→ WORK ITEM
Working from the listing below, pick each line containing the word "will" and copy it.
....................
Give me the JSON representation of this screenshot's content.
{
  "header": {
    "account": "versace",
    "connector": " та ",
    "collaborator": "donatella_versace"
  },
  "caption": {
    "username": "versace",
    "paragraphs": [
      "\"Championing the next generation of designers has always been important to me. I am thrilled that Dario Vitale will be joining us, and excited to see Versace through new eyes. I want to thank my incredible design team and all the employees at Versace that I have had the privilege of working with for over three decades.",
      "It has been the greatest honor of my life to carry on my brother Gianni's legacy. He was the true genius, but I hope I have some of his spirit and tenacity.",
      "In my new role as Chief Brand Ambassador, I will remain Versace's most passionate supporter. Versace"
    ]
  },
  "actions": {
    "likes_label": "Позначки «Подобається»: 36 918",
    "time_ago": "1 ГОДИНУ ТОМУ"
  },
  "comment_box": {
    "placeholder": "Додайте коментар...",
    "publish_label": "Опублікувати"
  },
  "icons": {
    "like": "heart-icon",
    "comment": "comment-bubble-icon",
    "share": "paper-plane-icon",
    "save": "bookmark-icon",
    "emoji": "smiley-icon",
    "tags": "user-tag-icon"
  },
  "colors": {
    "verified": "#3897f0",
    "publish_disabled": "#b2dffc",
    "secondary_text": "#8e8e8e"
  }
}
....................
→ EXERCISE ANSWER
      "\"Championing the next generation of designers has always been important to me. I am thrilled that Dario Vitale will be joining us, and excited to see Versace through new eyes. I want to thank my incredible design team and all the employees at Versace that I have had the privilege of working with for over three decades.",
      "In my new role as Chief Brand Ambassador, I will remain Versace's most passionate supporter. Versace"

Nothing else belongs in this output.